Aid to the Church in Need (ACS) reports on its website that some projects have been formalized in collaboration with the Catholic Commission for Justice and Peace of Pakistan (CCJP), for a campaign to protect Pakistani minors and young women belonging to religious minorities.
StandTogether has repeatedly reported on the serious cases of forced marriages in Pakistan where young Christian or other religious minority girls, often minors, are forced into marriage with Muslims.
“One of the most obvious challenges,” said Father Emmanuel Yousaf, director of CCJP, “is the recent increase in cases of abduction, marriage and forced conversions.” This is not a new phenomenon, but unfortunately, there has been an acceleration due to the lack of adequate laws or enforcement of existing ones.
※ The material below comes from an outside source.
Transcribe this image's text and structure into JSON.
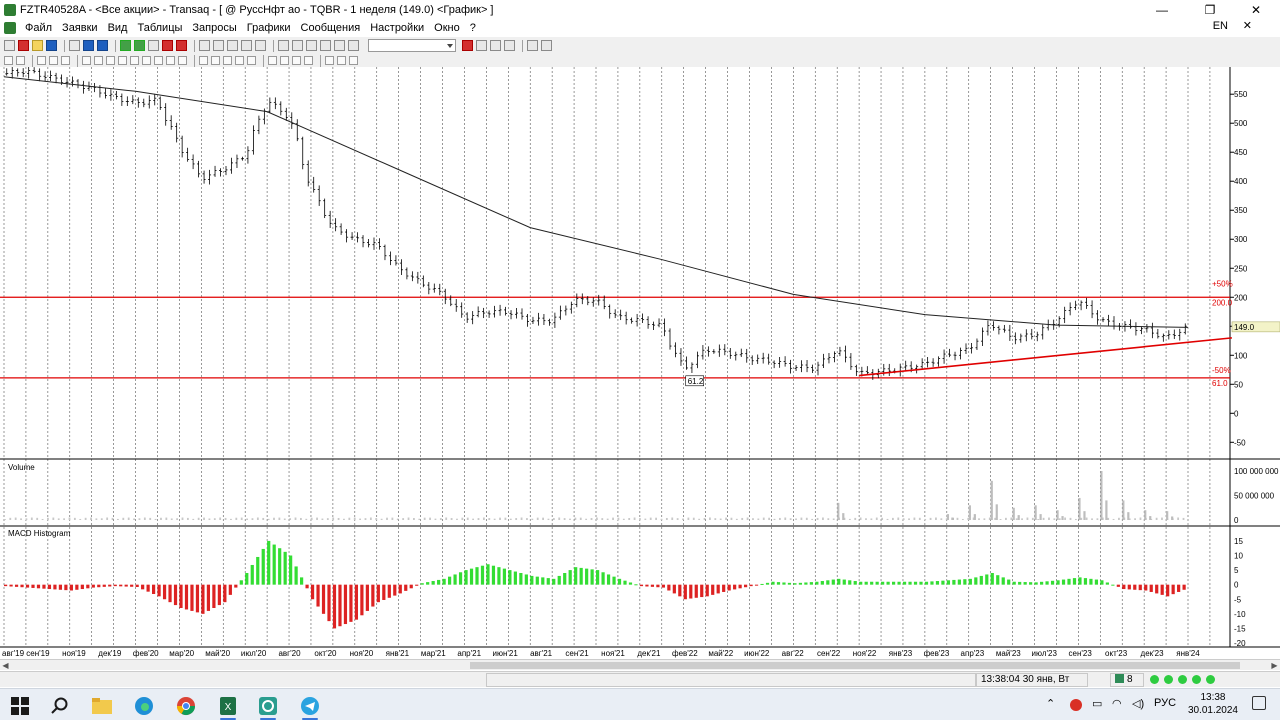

In fact, it has happened several times, in some cases reported in the ACS article, in which judges have interpreted the law in favor of the kidnapper.
The initiative taken by the CCJP with the support of ACS foresees legal assistance to the victims, the confrontation with the political and institutional leaders at various levels, and a campaign to raise public awareness about this.
According to Pakistan’s Movement for Solidarity and Peace, an estimated 1,000 Christian and Hindu girls and women between the ages of 12 and 25 are abducted each year, but unfortunately, there are many reasons why victims do not report because they don’t trust the law enforcement agencies suggest that the magnitude of the problem may be greater.
“The pressure of extremist groups on the courts, the biased attitude of the police, the fear of reprisals by the kidnapper, and the resulting stigma often force victims to make statements in favor of their kidnappers,” Director Yousaf explains in an interview with ACS.